What to do:
The result should be every line in the data below that carries the string "JUICE".

Dataset rows describing interfaces

#####

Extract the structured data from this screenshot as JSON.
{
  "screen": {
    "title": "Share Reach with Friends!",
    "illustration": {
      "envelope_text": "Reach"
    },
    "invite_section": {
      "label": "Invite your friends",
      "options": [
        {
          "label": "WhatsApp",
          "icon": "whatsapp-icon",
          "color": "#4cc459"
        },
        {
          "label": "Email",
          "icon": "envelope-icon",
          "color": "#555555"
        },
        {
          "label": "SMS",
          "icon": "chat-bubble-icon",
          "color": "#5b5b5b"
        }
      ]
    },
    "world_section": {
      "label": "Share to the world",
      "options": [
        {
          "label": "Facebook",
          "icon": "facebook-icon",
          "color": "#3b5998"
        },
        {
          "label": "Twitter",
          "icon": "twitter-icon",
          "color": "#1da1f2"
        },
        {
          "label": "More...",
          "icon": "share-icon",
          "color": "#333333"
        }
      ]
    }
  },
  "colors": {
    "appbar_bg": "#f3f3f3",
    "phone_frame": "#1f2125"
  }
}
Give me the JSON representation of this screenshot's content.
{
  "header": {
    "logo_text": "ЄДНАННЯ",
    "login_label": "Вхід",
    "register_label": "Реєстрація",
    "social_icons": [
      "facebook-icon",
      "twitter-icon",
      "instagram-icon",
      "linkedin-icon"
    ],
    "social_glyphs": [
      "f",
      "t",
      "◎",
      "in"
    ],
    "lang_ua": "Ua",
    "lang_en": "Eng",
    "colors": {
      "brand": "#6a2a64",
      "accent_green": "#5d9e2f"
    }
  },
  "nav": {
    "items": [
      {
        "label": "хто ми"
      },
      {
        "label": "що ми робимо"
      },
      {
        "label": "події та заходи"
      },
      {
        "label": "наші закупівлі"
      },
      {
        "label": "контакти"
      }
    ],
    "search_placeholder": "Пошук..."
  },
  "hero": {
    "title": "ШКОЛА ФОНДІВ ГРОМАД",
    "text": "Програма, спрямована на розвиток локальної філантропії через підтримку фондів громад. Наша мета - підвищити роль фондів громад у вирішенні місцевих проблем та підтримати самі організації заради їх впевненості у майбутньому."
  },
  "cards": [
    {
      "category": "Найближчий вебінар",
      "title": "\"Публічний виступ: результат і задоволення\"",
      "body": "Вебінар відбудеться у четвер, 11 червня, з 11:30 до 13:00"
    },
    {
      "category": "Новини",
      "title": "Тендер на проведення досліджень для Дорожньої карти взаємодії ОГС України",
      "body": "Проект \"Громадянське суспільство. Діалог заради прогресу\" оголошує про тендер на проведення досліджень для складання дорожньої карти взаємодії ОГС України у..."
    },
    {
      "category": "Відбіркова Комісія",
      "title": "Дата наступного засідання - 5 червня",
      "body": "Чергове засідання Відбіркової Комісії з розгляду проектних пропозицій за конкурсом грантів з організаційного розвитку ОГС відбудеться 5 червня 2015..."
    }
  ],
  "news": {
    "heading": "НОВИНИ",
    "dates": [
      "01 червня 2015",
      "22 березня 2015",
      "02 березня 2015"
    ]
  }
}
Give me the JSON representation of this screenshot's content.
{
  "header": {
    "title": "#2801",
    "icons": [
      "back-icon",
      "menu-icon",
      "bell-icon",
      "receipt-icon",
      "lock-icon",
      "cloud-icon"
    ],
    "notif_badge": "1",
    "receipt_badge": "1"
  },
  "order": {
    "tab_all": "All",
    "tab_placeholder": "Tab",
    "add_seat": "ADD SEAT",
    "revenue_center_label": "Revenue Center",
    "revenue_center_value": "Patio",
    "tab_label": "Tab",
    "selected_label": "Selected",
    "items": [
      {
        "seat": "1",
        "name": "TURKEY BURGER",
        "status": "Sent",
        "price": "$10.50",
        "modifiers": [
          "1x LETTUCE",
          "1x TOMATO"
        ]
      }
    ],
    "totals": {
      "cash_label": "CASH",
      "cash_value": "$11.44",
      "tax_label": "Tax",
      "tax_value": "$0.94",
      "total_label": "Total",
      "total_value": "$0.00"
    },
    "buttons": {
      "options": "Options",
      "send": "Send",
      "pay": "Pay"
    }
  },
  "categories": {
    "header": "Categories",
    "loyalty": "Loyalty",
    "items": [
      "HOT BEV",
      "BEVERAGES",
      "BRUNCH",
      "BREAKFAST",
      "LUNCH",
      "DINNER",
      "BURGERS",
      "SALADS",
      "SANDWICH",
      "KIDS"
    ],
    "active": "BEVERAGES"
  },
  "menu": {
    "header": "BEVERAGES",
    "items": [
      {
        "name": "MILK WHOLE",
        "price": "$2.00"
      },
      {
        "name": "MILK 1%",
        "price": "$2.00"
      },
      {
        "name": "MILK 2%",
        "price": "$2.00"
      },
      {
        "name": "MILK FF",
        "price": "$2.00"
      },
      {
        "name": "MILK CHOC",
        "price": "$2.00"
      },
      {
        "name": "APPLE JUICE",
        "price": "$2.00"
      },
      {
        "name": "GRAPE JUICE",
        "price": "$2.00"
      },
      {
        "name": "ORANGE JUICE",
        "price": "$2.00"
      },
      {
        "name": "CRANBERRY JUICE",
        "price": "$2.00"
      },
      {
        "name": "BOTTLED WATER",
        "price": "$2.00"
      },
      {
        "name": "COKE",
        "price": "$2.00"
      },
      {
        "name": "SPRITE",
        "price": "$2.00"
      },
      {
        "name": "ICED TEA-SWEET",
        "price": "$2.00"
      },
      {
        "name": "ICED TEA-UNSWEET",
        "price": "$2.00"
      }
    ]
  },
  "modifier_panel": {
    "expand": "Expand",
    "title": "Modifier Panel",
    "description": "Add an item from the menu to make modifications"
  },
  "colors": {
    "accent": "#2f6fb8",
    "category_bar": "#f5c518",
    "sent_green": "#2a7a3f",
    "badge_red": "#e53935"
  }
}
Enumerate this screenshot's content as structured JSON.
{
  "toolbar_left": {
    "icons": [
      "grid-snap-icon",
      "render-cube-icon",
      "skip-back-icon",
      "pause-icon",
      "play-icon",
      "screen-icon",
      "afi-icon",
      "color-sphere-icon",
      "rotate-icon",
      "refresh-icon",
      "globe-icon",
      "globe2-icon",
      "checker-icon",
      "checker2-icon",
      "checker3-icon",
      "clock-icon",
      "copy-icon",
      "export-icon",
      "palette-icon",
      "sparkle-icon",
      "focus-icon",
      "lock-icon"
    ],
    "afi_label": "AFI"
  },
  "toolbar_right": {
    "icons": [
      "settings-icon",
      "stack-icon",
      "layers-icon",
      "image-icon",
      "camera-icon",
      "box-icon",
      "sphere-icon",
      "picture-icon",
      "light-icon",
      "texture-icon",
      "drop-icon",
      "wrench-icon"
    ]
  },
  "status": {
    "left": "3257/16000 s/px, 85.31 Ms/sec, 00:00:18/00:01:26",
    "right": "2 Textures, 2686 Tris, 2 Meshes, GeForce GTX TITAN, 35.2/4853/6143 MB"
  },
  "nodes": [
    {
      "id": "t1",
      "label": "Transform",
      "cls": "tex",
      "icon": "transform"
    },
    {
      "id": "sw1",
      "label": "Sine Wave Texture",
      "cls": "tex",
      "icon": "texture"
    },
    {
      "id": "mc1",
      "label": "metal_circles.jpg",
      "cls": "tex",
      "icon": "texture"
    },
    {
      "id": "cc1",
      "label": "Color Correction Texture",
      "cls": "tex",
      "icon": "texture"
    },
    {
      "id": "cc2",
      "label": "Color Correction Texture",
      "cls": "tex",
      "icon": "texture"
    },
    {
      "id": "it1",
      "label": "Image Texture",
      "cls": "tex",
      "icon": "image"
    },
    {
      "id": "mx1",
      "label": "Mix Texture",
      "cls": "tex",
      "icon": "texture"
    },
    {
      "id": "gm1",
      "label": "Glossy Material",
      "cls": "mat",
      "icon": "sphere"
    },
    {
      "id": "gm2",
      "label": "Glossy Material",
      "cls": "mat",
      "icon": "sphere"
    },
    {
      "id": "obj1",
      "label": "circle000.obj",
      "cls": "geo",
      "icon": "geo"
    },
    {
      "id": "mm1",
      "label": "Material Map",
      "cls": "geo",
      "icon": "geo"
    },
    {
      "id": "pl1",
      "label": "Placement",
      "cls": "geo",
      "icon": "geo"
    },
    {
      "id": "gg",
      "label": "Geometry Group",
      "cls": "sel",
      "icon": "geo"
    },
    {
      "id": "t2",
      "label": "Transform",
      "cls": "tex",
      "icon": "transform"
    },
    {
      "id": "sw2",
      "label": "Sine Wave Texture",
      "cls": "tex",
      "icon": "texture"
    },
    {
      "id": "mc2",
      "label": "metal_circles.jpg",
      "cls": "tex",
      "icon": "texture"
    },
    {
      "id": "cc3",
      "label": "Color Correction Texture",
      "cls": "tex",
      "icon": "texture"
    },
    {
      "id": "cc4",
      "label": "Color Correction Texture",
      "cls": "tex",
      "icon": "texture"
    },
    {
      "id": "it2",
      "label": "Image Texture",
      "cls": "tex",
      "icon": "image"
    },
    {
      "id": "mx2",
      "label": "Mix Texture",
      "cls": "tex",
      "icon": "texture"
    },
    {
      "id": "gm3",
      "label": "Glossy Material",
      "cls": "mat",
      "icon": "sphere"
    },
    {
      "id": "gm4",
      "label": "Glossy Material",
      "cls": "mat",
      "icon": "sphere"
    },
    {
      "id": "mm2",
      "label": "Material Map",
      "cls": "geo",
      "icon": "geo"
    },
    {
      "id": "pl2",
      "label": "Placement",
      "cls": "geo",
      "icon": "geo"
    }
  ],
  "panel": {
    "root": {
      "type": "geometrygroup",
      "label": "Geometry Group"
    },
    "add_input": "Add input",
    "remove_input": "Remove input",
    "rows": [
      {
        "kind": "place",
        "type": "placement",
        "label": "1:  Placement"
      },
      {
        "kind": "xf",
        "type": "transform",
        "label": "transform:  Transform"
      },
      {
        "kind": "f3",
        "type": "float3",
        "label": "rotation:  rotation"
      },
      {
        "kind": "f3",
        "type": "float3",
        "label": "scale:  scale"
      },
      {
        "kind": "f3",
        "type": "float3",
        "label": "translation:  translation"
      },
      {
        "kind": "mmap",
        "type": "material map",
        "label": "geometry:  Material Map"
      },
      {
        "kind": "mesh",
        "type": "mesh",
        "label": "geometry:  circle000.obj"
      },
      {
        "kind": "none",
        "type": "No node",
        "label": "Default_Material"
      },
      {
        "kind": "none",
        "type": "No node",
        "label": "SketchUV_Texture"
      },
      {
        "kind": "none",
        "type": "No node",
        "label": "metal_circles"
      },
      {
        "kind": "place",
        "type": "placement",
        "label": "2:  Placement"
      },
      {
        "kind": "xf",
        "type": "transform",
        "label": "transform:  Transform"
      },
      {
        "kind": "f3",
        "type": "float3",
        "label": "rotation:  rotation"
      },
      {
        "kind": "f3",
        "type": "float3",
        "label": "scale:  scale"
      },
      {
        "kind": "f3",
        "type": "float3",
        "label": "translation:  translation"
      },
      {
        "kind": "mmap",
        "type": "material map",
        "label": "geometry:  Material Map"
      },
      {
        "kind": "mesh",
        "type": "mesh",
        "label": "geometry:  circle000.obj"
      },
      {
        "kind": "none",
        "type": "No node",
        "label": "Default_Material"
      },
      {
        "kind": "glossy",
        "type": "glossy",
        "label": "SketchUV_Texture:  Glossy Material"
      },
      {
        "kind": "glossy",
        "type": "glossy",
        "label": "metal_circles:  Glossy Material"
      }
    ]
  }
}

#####

Expected answer:
        "name": "APPLE JUICE",
        "name": "GRAPE JUICE",
        "name": "ORANGE JUICE",
        "name": "CRANBERRY JUICE",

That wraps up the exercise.